Historic Russian Bell, Only One of Its Kind, Discovered in Tower of San Francisco Church

Something Bay Folks Overlooked, Visitor did not, Shown Bellow

Escape of Czar and Family, in Rail Death Plot, Commemorated by Casting of the Piece



It is claimed that a casual tourist finds out more about the city he visits than the lazy native who has lived there all his life.

Thus, when Mrs. Alice Harriman, noted author, literary critic and Campanologist, came to San Francisco from Hollywood for Jubilee Week, she discovered a unique Moscow bell hanging in the belfry of the Russian Holy Trinity Cathedral, located on the corner of Van Ness avenue and Green Street.


This Russian Bell is indeed a "find." There is no chance of ever unearthing its duplicate or twin. Words cast in heavy bronze around its rim state that it was made expressly for the cathedral at San Francisco to commemorate the miraculous escape from death of a Russian emperor.

This bell was not seen by San Francisco, nor its historical value is known. Yet its deep, full voice rings often over the city. A blond Russian climbs the belfry tower every Sunday and sometime oftener. He rings this large bell and several clusters of smaller ones surrounding it with an art dear to the heart of Russian churchgoers. Seven separate and distinct church tunes can he play upon his great bells. Mrs. Harriman was surprised to hear that no radio management had ever thought of broadcasting this pleasing music, originated in Russia almost a thousand years ago.


The inscription in old church Slavic along its top is taken from "The Song of the Great Canon of St. Andrew of Crete" and reads: "A Helper and Protector hath revealed Himself to me unto salvation; He is my God and Him will I glorify: the God of my fathers, and Him I will exalt, for greatly hath He glorified Himself."

The inscription around the body of the bell says: "For the Cathedral of the Orthodox American Mission, in the City of San Francisco, this bell has been cast."

This inscription is in Russian, as also the one along the brim, but Russian written in Slavic Characters. The words along the brim state: "To commemorate the miraculous escape (from death) of the Russian Emperor Alexander III and his august family on October the 17th. During the authority of Vladimir, bishop of Alaska, through the prayers of the hiero-monk Jonah. 1888."


It is the lower inscription that gives the bell its historical interest.
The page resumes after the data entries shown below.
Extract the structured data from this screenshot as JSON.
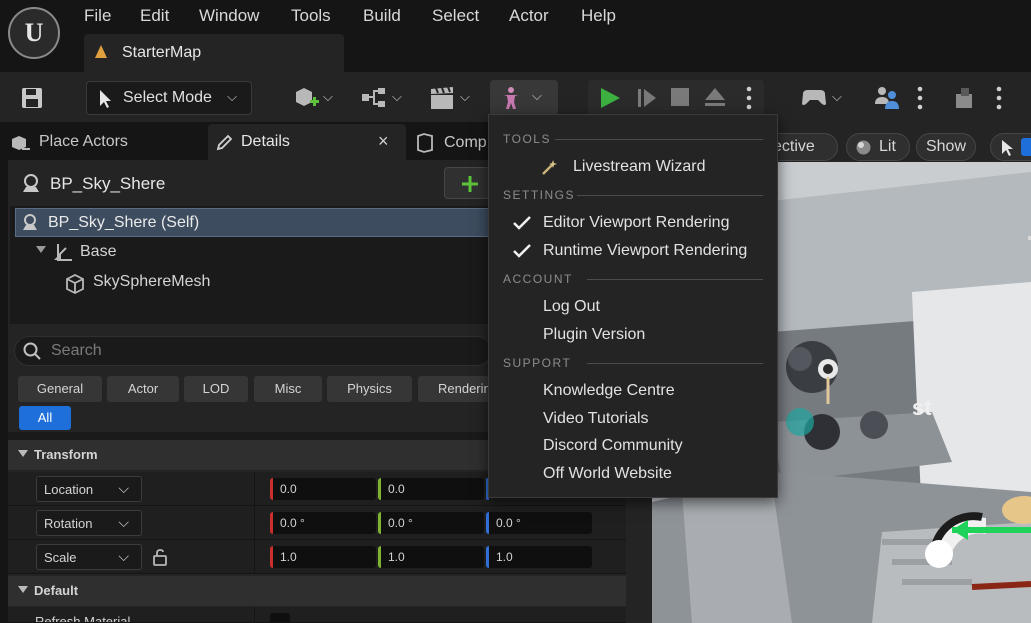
{
  "menubar": {
    "logo_text": "U",
    "items": [
      "File",
      "Edit",
      "Window",
      "Tools",
      "Build",
      "Select",
      "Actor",
      "Help"
    ],
    "map_tab": "StarterMap"
  },
  "toolbar": {
    "select_mode": "Select Mode"
  },
  "panel_tabs": {
    "place_actors": "Place Actors",
    "details": "Details",
    "components": "Comp",
    "close": "×"
  },
  "details": {
    "actor_name": "BP_Sky_Shere",
    "add_button": "+ A",
    "tree": [
      {
        "label": "BP_Sky_Shere (Self)"
      },
      {
        "label": "Base"
      },
      {
        "label": "SkySphereMesh"
      }
    ],
    "search_placeholder": "Search",
    "categories": [
      "General",
      "Actor",
      "LOD",
      "Misc",
      "Physics",
      "Renderin"
    ],
    "all": "All",
    "sections": {
      "transform": "Transform",
      "default": "Default"
    },
    "rows": [
      {
        "label": "Location",
        "x": "0.0",
        "y": "0.0",
        "z": ""
      },
      {
        "label": "Rotation",
        "x": "0.0 °",
        "y": "0.0 °",
        "z": "0.0 °"
      },
      {
        "label": "Scale",
        "x": "1.0",
        "y": "1.0",
        "z": "1.0"
      }
    ],
    "partial_row": "Refresh Material"
  },
  "viewport": {
    "perspective": "ective",
    "lit": "Lit",
    "show": "Show"
  },
  "dropdown": {
    "tools_header": "TOOLS",
    "livestream": "Livestream Wizard",
    "settings_header": "SETTINGS",
    "editor_rendering": "Editor Viewport Rendering",
    "runtime_rendering": "Runtime Viewport Rendering",
    "account_header": "ACCOUNT",
    "log_out": "Log Out",
    "plugin_version": "Plugin Version",
    "support_header": "SUPPORT",
    "knowledge": "Knowledge Centre",
    "video": "Video Tutorials",
    "discord": "Discord Community",
    "website": "Off World Website"
  },
  "colors": {
    "accent_blue": "#1e6fd9",
    "axis_x": "#c8312b",
    "axis_y": "#7fb331",
    "axis_z": "#2f6fd6",
    "play_green": "#3cb041"
  }
}
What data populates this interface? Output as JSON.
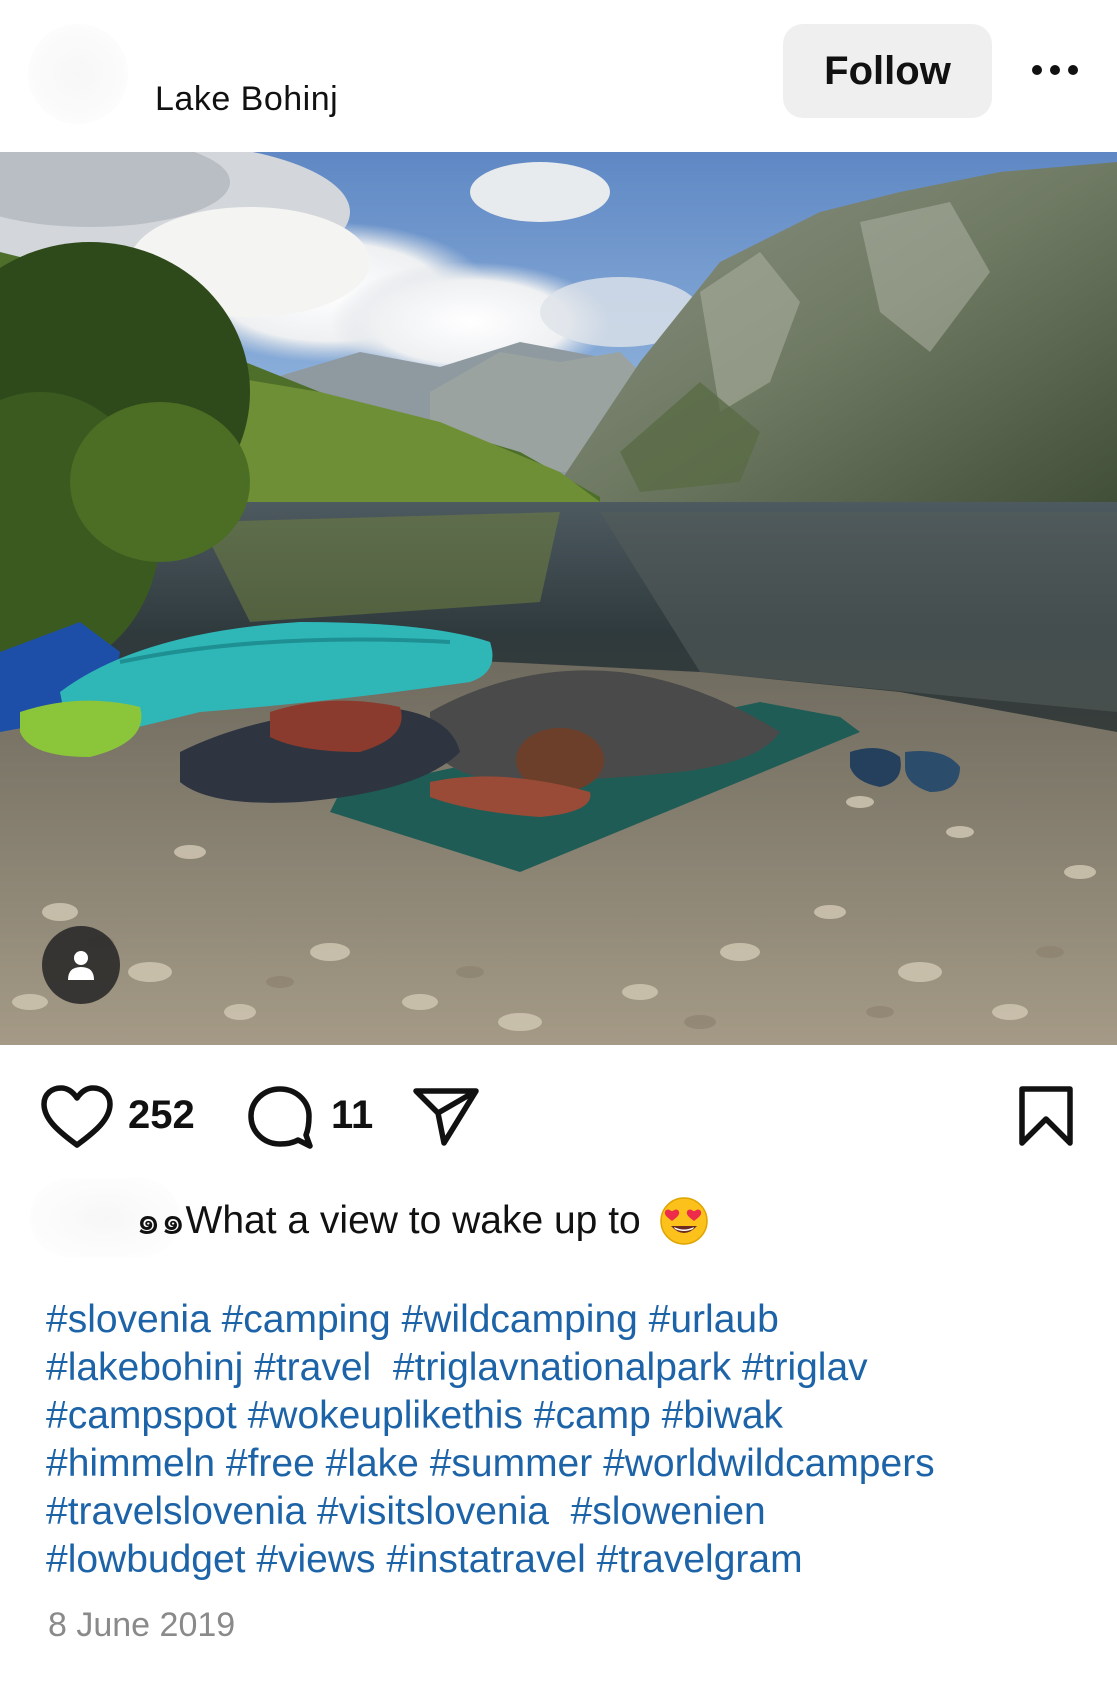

Alexander III, father of the last Czar, was traveling with the family through Russia, when his train was derailed, probably in an attempt against his life. The imperial family, however, escaped unharmed, which was the cause of much official celebrating. There is no doubt that many a bell was cast and given to the churches on that occasion. But "our" bell is unique because it was the only one cast especially for San Francisco, according to the inscription upon it, and sent to far-away America.

As a compliment to this country the founder had the name of his firm cast in English upon the bell, enclosed in a beautifully figured frame. It says: "Moscow. N. D. Finlandsky's Bell-Foundry." In a similar frame on the opposite side of the bell its weight is given in Russian, 144 poods and 5 pounds. Now a pood contains forty Russian pounds and only thirty-six American pounds, wherefore the net weight of the bell must be 1,588 pounds.

The bell is covered with decorative designs that look like lace engraved in bronze. They do not detract, however, from its majestic, clean-cut shape. Four great medallions - of Jesus Christ, the Holy Virgin, St. John and another saint - break the monotony of the inscriptions. Mrs. Harriman is sure that this bell is the largest in San Francisco. She is now intent upon comparing its dimensions to those of other mission and church bells. But, according to her: "No other bell in California and perchance not in the United States, can compare with it in shape and workmanship."

The history of the Russian bell, after it arrived in San Francisco, is also unusual. It was destined for the Russian Cathedral, which stood at the corner of Washington and Polk streets, before the fire of 1906. The church burned down, but this bell, miraculously intact, according to Father Sakovich, was transported into the new Holy Trinity Cathedral, where it now hangs.

Mrs. Harriman will revise the manuscript of her book, almost complete, in order to include complete data about her San Francisco "find." This is not the first rare bell she has discovered, either. It was Mrs. Harriman who found "The first mission bell," also Russian in origin, hanging in an orange grove near Los Angeles. According to the inscription upon it, it was cast on the Island of Kodiak, in Alaska, by the Russian arch-priest Eugene in 1796, being ninety-four years older than the one in San Francisco, but boasting of neither such beautiful workmanship nor such historical interest.

San Francisco Examiner, September 27, 1925, Sunday, p. 1N

Reprinted in the Holy Trinity Cathedral LIFE, Vol. 4, No. 1, September 1996